(INSTRUCTIONS FOR THE TASK): Return the records below character for character.

(RAW DATA):

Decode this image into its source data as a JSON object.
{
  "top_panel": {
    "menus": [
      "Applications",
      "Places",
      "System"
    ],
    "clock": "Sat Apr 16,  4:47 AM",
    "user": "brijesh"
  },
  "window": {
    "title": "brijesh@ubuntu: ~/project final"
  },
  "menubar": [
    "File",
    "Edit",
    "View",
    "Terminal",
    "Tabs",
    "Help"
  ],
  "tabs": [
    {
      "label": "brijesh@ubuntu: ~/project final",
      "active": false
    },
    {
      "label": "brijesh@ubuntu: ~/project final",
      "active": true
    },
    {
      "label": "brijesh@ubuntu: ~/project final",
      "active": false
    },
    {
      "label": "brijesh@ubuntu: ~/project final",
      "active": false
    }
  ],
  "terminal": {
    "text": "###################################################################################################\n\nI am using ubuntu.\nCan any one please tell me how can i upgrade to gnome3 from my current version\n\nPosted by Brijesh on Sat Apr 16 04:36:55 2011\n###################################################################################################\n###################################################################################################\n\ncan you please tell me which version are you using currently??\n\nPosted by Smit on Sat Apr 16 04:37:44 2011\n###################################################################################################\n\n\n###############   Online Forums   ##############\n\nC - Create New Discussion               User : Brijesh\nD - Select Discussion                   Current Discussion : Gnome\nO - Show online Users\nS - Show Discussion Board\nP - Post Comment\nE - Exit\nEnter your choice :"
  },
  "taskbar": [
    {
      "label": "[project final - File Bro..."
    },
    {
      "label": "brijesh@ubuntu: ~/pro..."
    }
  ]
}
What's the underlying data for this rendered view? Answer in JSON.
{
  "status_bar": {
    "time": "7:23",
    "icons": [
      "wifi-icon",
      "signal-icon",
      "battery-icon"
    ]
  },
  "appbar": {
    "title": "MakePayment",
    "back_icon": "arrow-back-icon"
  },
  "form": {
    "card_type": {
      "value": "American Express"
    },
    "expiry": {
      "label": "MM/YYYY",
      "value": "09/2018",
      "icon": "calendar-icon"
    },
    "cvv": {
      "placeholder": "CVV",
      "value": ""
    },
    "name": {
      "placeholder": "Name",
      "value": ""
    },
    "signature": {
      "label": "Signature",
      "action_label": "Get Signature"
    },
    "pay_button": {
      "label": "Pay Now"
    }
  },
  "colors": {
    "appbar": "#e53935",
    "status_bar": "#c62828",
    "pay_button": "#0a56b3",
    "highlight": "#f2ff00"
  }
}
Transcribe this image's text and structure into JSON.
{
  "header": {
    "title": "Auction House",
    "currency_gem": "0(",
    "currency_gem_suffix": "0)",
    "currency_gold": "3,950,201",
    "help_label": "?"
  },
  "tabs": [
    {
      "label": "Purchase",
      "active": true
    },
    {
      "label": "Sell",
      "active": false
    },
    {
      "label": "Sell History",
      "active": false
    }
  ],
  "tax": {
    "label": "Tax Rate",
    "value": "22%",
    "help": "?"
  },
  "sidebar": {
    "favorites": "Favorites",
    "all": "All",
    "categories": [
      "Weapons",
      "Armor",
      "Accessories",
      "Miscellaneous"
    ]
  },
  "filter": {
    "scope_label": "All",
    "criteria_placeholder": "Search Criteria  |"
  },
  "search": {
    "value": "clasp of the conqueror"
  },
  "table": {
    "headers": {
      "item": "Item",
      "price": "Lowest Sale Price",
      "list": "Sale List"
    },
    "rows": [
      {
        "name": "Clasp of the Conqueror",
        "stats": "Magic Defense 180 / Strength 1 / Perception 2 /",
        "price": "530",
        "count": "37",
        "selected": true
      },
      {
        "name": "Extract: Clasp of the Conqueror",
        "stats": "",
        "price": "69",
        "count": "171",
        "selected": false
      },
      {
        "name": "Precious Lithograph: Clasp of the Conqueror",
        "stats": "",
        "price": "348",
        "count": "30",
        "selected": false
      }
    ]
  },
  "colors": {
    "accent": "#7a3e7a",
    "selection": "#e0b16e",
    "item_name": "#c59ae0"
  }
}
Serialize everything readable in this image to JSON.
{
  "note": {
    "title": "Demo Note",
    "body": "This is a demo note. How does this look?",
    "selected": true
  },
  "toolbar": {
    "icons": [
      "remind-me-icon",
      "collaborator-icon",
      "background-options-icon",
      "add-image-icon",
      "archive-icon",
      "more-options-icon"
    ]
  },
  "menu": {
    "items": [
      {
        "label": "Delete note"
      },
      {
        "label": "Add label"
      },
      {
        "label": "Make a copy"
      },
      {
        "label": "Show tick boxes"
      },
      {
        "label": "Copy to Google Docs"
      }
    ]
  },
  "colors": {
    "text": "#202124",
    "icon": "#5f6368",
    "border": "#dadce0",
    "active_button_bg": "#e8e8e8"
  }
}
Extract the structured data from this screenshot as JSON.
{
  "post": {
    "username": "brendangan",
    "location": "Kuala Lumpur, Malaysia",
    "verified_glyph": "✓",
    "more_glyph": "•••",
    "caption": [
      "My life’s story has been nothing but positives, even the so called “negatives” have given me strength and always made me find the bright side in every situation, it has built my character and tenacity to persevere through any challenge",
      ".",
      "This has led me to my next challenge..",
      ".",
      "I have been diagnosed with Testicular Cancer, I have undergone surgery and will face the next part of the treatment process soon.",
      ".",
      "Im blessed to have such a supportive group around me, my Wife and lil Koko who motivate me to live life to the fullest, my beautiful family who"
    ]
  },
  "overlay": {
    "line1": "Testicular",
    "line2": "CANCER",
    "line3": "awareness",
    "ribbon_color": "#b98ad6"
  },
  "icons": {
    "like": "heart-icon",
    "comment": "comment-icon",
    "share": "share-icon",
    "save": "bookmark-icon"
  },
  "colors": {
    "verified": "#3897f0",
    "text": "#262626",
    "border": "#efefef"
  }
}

(PROBLEM SOLUTION):
Decode this image into its source data as a JSON object.
{
  "top_panel": {
    "menus": [
      "Applications",
      "Places",
      "System"
    ],
    "clock": "Sat Apr 16,  4:47 AM",
    "user": "brijesh"
  },
  "window": {
    "title": "brijesh@ubuntu: ~/project final"
  },
  "menubar": [
    "File",
    "Edit",
    "View",
    "Terminal",
    "Tabs",
    "Help"
  ],
  "tabs": [
    {
      "label": "brijesh@ubuntu: ~/project final",
      "active": false
    },
    {
      "label": "brijesh@ubuntu: ~/project final",
      "active": true
    },
    {
      "label": "brijesh@ubuntu: ~/project final",
      "active": false
    },
    {
      "label": "brijesh@ubuntu: ~/project final",
      "active": false
    }
  ],
  "terminal": {
    "text": "###################################################################################################\n\nI am using ubuntu.\nCan any one please tell me how can i upgrade to gnome3 from my current version\n\nPosted by Brijesh on Sat Apr 16 04:36:55 2011\n###################################################################################################\n###################################################################################################\n\ncan you please tell me which version are you using currently??\n\nPosted by Smit on Sat Apr 16 04:37:44 2011\n###################################################################################################\n\n\n###############   Online Forums   ##############\n\nC - Create New Discussion               User : Brijesh\nD - Select Discussion                   Current Discussion : Gnome\nO - Show online Users\nS - Show Discussion Board\nP - Post Comment\nE - Exit\nEnter your choice :"
  },
  "taskbar": [
    {
      "label": "[project final - File Bro..."
    },
    {
      "label": "brijesh@ubuntu: ~/pro..."
    }
  ]
}
What's the underlying data for this rendered view? Answer in JSON.
{
  "status_bar": {
    "time": "7:23",
    "icons": [
      "wifi-icon",
      "signal-icon",
      "battery-icon"
    ]
  },
  "appbar": {
    "title": "MakePayment",
    "back_icon": "arrow-back-icon"
  },
  "form": {
    "card_type": {
      "value": "American Express"
    },
    "expiry": {
      "label": "MM/YYYY",
      "value": "09/2018",
      "icon": "calendar-icon"
    },
    "cvv": {
      "placeholder": "CVV",
      "value": ""
    },
    "name": {
      "placeholder": "Name",
      "value": ""
    },
    "signature": {
      "label": "Signature",
      "action_label": "Get Signature"
    },
    "pay_button": {
      "label": "Pay Now"
    }
  },
  "colors": {
    "appbar": "#e53935",
    "status_bar": "#c62828",
    "pay_button": "#0a56b3",
    "highlight": "#f2ff00"
  }
}
Transcribe this image's text and structure into JSON.
{
  "header": {
    "title": "Auction House",
    "currency_gem": "0(",
    "currency_gem_suffix": "0)",
    "currency_gold": "3,950,201",
    "help_label": "?"
  },
  "tabs": [
    {
      "label": "Purchase",
      "active": true
    },
    {
      "label": "Sell",
      "active": false
    },
    {
      "label": "Sell History",
      "active": false
    }
  ],
  "tax": {
    "label": "Tax Rate",
    "value": "22%",
    "help": "?"
  },
  "sidebar": {
    "favorites": "Favorites",
    "all": "All",
    "categories": [
      "Weapons",
      "Armor",
      "Accessories",
      "Miscellaneous"
    ]
  },
  "filter": {
    "scope_label": "All",
    "criteria_placeholder": "Search Criteria  |"
  },
  "search": {
    "value": "clasp of the conqueror"
  },
  "table": {
    "headers": {
      "item": "Item",
      "price": "Lowest Sale Price",
      "list": "Sale List"
    },
    "rows": [
      {
        "name": "Clasp of the Conqueror",
        "stats": "Magic Defense 180 / Strength 1 / Perception 2 /",
        "price": "530",
        "count": "37",
        "selected": true
      },
      {
        "name": "Extract: Clasp of the Conqueror",
        "stats": "",
        "price": "69",
        "count": "171",
        "selected": false
      },
      {
        "name": "Precious Lithograph: Clasp of the Conqueror",
        "stats": "",
        "price": "348",
        "count": "30",
        "selected": false
      }
    ]
  },
  "colors": {
    "accent": "#7a3e7a",
    "selection": "#e0b16e",
    "item_name": "#c59ae0"
  }
}
Serialize everything readable in this image to JSON.
{
  "note": {
    "title": "Demo Note",
    "body": "This is a demo note. How does this look?",
    "selected": true
  },
  "toolbar": {
    "icons": [
      "remind-me-icon",
      "collaborator-icon",
      "background-options-icon",
      "add-image-icon",
      "archive-icon",
      "more-options-icon"
    ]
  },
  "menu": {
    "items": [
      {
        "label": "Delete note"
      },
      {
        "label": "Add label"
      },
      {
        "label": "Make a copy"
      },
      {
        "label": "Show tick boxes"
      },
      {
        "label": "Copy to Google Docs"
      }
    ]
  },
  "colors": {
    "text": "#202124",
    "icon": "#5f6368",
    "border": "#dadce0",
    "active_button_bg": "#e8e8e8"
  }
}
Extract the structured data from this screenshot as JSON.
{
  "post": {
    "username": "brendangan",
    "location": "Kuala Lumpur, Malaysia",
    "verified_glyph": "✓",
    "more_glyph": "•••",
    "caption": [
      "My life’s story has been nothing but positives, even the so called “negatives” have given me strength and always made me find the bright side in every situation, it has built my character and tenacity to persevere through any challenge",
      ".",
      "This has led me to my next challenge..",
      ".",
      "I have been diagnosed with Testicular Cancer, I have undergone surgery and will face the next part of the treatment process soon.",
      ".",
      "Im blessed to have such a supportive group around me, my Wife and lil Koko who motivate me to live life to the fullest, my beautiful family who"
    ]
  },
  "overlay": {
    "line1": "Testicular",
    "line2": "CANCER",
    "line3": "awareness",
    "ribbon_color": "#b98ad6"
  },
  "icons": {
    "like": "heart-icon",
    "comment": "comment-icon",
    "share": "share-icon",
    "save": "bookmark-icon"
  },
  "colors": {
    "verified": "#3897f0",
    "text": "#262626",
    "border": "#efefef"
  }
}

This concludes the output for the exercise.